TASK REQUIREMENTS:
Return the lines of the data below in which the string "image" occurs.

DATASET RECORDS:
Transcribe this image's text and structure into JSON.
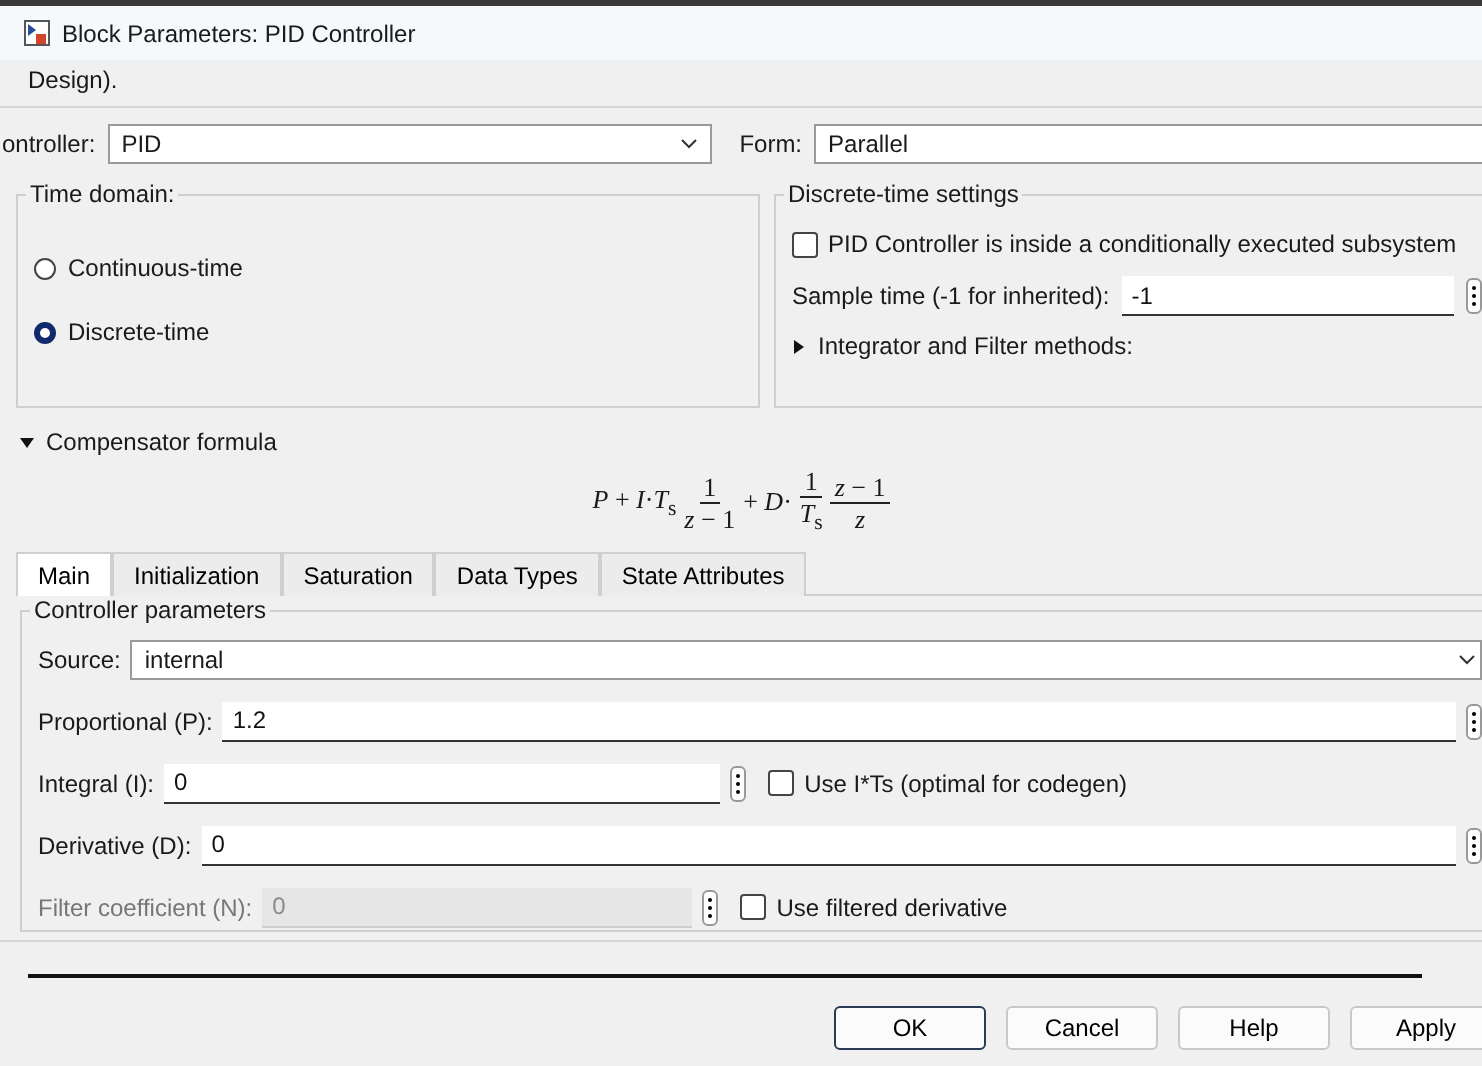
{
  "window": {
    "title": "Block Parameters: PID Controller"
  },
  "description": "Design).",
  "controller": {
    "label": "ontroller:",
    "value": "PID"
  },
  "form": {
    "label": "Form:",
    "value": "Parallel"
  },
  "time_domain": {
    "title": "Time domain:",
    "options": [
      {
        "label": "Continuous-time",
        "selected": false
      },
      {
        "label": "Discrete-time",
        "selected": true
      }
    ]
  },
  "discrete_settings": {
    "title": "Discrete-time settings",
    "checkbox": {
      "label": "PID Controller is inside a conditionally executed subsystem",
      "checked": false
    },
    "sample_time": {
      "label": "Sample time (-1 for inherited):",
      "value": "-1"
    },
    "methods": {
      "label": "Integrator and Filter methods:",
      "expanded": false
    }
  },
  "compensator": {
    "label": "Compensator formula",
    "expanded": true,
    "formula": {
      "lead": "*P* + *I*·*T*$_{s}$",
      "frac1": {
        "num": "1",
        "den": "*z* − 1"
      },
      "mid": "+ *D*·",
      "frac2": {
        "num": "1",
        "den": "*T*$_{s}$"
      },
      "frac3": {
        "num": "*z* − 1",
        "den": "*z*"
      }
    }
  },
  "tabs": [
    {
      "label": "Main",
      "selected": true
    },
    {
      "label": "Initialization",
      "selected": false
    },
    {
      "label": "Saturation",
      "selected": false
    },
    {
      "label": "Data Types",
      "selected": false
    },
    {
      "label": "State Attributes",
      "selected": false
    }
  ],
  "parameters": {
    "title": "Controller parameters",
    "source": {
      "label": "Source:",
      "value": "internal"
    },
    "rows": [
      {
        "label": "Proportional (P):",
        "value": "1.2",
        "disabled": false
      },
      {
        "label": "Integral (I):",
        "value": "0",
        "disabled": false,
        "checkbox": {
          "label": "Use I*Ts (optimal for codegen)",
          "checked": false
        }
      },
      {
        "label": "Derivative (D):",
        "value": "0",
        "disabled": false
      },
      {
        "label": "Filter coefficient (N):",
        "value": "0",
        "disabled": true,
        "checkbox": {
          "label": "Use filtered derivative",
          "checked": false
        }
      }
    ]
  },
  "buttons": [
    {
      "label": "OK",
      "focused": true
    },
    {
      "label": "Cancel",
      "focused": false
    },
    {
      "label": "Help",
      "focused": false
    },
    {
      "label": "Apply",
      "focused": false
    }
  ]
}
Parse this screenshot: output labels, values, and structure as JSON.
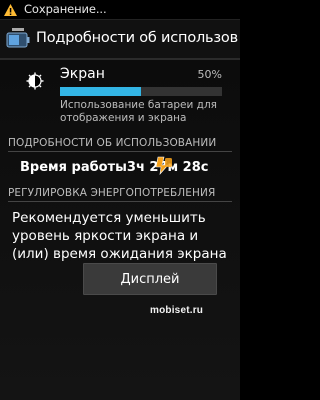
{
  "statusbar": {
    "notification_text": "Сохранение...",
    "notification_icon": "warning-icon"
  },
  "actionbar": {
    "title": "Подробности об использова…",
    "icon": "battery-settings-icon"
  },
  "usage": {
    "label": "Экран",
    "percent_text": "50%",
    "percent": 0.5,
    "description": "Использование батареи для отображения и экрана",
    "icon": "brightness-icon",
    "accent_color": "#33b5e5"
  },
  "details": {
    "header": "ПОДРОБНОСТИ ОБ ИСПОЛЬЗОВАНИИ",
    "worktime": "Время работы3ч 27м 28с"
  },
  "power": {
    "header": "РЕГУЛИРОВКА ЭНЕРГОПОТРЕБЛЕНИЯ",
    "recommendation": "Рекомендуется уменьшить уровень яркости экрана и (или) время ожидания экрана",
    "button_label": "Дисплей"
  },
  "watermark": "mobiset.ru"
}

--

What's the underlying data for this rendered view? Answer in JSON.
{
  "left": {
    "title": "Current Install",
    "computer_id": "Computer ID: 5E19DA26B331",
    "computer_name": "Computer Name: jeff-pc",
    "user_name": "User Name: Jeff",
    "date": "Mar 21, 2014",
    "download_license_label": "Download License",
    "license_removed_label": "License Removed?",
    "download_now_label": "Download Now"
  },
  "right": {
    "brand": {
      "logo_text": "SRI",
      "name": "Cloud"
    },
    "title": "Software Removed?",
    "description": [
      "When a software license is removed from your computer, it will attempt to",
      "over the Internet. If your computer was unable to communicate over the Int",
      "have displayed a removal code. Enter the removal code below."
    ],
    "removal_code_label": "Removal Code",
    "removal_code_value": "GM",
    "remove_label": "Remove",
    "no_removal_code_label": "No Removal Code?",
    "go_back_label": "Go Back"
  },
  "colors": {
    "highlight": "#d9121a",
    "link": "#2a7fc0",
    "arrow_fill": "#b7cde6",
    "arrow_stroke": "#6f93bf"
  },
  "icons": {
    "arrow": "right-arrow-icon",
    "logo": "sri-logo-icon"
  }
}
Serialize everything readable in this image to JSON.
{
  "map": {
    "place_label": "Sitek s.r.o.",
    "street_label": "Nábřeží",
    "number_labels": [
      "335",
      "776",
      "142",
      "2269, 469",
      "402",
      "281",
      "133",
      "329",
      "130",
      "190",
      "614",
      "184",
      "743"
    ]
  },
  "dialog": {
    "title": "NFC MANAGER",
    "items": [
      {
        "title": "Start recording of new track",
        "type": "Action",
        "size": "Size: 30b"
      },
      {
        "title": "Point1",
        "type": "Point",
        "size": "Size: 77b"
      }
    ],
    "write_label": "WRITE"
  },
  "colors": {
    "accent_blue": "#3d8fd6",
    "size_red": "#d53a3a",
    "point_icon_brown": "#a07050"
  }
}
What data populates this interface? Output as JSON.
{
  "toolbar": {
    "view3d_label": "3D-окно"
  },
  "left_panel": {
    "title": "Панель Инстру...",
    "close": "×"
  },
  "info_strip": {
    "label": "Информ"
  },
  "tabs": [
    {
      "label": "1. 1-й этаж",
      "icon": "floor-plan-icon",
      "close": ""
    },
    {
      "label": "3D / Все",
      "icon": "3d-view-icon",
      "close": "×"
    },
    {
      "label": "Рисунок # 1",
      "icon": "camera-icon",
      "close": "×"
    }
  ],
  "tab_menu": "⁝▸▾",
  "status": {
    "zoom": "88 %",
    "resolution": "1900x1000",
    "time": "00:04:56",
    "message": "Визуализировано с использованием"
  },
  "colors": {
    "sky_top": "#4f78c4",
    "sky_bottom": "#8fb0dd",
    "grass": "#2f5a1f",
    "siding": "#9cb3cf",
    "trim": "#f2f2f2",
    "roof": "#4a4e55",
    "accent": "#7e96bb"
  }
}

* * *

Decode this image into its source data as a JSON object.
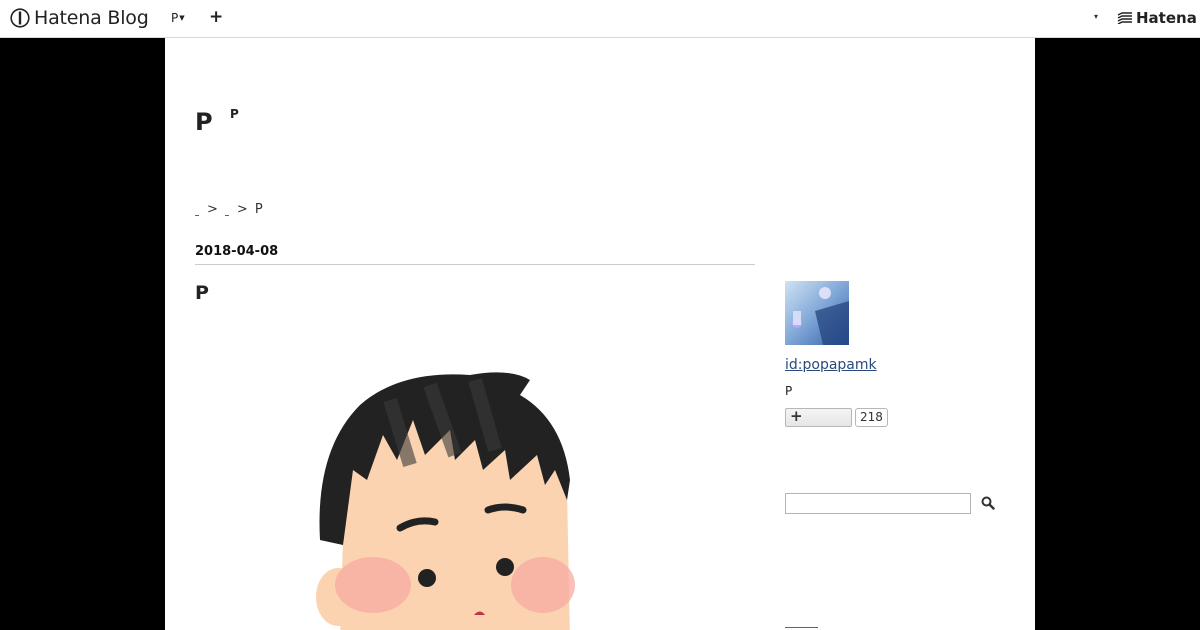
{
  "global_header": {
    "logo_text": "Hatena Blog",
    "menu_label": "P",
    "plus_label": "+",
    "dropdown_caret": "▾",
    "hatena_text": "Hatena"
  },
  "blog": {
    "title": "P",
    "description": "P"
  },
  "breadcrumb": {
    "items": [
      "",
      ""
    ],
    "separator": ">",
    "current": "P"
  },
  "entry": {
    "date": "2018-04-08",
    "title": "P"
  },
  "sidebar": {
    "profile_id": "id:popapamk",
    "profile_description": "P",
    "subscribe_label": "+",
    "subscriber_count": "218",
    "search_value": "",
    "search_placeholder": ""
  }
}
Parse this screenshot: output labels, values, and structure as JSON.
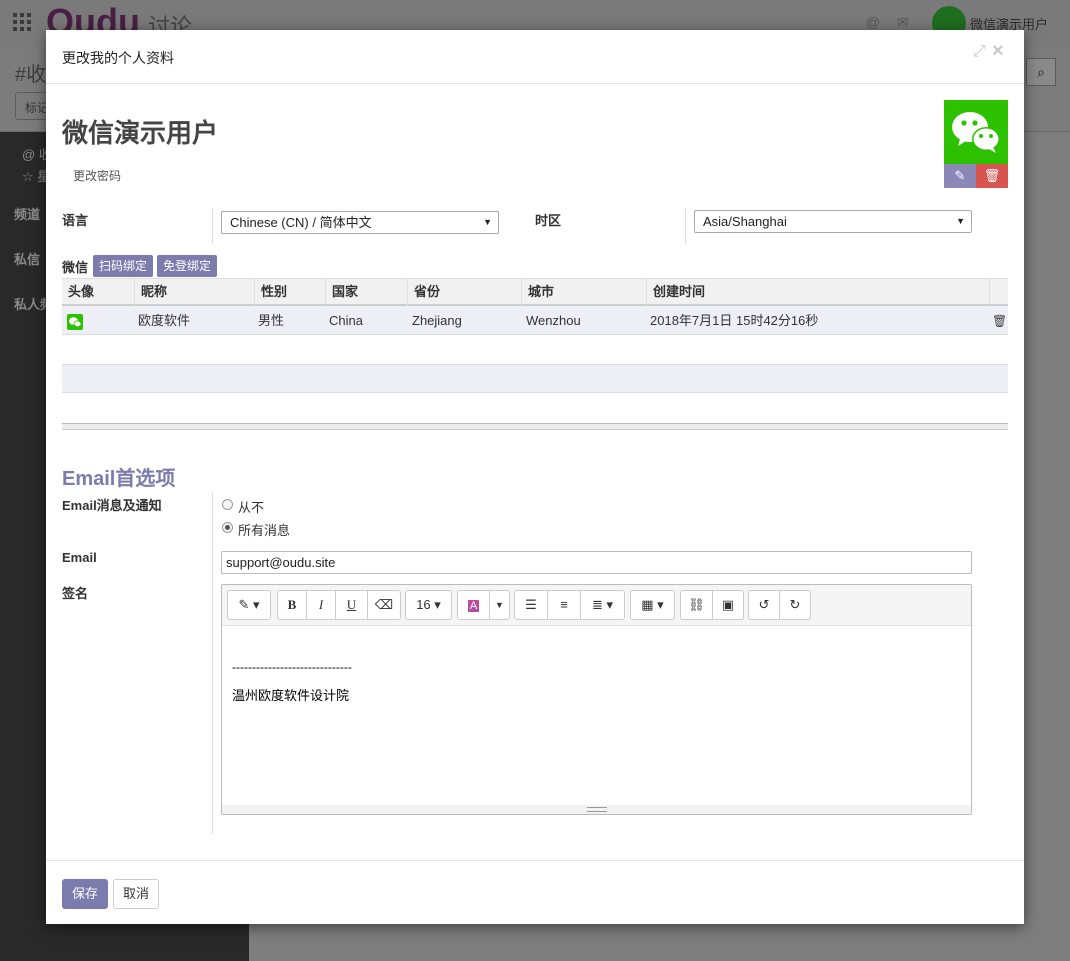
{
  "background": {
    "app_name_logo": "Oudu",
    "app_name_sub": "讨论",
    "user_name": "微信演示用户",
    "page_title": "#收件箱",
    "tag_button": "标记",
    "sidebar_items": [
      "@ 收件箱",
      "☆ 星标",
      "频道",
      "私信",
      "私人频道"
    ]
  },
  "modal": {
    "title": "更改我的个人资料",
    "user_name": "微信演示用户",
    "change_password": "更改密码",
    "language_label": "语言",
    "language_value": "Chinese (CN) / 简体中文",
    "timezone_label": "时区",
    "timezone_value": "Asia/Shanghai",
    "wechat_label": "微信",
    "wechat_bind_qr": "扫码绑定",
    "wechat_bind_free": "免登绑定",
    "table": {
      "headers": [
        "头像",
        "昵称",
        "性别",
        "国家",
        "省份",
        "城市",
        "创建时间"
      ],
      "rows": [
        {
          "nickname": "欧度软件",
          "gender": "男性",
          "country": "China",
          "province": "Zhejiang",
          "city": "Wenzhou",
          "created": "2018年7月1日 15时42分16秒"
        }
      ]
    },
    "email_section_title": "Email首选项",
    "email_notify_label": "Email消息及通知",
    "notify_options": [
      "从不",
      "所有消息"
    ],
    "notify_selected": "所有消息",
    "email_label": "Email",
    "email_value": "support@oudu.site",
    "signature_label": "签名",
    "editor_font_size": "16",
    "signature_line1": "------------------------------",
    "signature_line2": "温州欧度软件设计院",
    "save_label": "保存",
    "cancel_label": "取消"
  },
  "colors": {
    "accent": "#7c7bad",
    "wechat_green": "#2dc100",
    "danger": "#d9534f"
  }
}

SOLUTION TO THIS TASK:
Transcribe this image's text and structure into JSON.
Serialize everything readable in this image to JSON.
Decode this image into its source data as a JSON object.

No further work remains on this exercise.